__Exercise__
Identify all lines below that hold "color" and collect them.

__Records shown__
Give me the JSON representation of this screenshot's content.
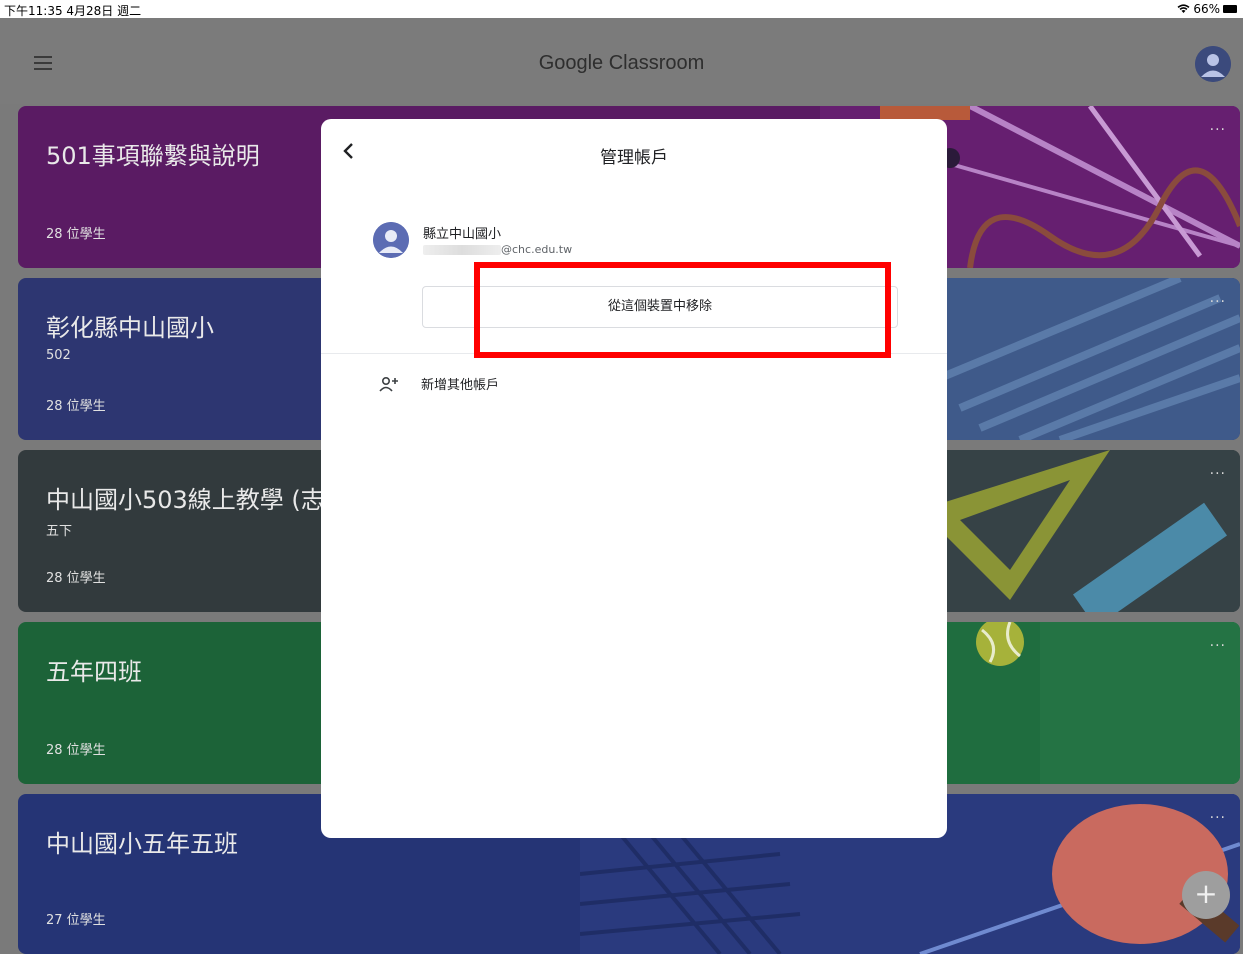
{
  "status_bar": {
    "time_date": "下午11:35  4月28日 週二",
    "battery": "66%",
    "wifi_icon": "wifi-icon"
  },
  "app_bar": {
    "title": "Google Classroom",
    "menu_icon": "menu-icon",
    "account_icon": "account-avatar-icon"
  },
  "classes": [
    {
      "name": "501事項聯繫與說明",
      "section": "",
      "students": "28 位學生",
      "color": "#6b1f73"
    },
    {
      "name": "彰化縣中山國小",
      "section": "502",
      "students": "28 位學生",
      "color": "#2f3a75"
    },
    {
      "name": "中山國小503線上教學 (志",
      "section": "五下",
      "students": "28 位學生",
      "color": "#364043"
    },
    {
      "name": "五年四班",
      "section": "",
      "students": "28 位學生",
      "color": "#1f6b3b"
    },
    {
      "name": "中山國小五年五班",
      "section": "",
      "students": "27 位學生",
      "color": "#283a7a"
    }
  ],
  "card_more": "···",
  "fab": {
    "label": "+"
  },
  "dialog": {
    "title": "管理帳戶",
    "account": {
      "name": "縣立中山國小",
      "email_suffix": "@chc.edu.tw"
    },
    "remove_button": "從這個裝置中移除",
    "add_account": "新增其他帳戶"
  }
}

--

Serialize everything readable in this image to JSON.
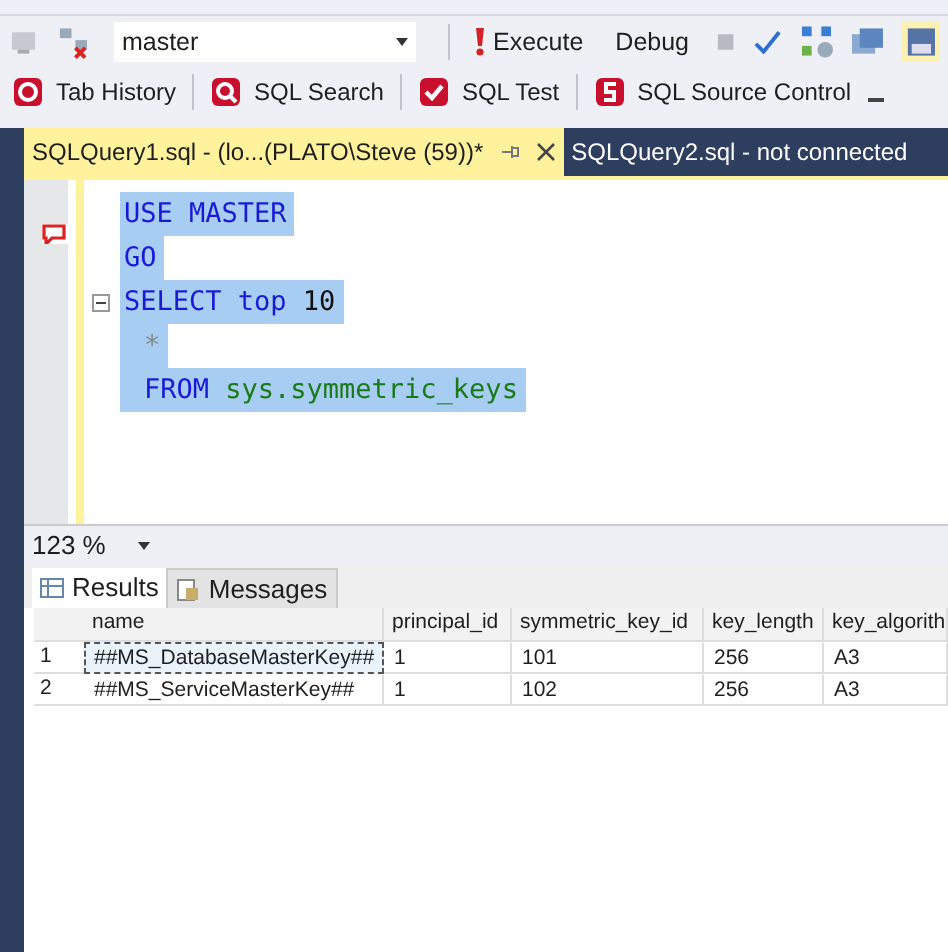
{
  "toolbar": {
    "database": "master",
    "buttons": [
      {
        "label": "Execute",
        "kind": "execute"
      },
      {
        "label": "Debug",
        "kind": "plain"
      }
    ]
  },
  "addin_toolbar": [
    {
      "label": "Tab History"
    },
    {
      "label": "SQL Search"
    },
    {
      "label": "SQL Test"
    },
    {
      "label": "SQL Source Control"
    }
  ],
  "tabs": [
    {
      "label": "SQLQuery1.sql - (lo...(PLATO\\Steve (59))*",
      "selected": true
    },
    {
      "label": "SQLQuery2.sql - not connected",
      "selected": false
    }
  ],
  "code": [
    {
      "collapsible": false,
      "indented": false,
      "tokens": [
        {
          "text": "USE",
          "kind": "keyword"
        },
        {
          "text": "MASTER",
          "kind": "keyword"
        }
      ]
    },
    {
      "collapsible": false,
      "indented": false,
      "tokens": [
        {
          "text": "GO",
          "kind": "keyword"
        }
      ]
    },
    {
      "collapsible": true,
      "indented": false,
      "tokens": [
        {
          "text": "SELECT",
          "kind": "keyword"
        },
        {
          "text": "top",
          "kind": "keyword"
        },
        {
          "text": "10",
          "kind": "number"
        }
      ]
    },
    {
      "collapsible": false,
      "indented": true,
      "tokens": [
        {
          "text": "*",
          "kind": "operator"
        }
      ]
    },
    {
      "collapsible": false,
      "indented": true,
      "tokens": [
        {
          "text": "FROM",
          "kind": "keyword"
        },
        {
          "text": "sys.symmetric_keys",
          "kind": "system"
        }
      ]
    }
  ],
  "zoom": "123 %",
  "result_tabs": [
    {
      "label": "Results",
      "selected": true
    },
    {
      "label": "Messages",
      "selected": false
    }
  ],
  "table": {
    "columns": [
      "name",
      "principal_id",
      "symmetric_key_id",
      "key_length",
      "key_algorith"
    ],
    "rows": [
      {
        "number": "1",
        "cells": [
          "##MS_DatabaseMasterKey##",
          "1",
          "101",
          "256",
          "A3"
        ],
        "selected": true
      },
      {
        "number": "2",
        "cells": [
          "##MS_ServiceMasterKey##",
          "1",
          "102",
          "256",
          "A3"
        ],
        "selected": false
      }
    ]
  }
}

__Answer area__
      "color": "#6b1f73"
      "color": "#2f3a75"
      "color": "#364043"
      "color": "#1f6b3b"
      "color": "#283a7a"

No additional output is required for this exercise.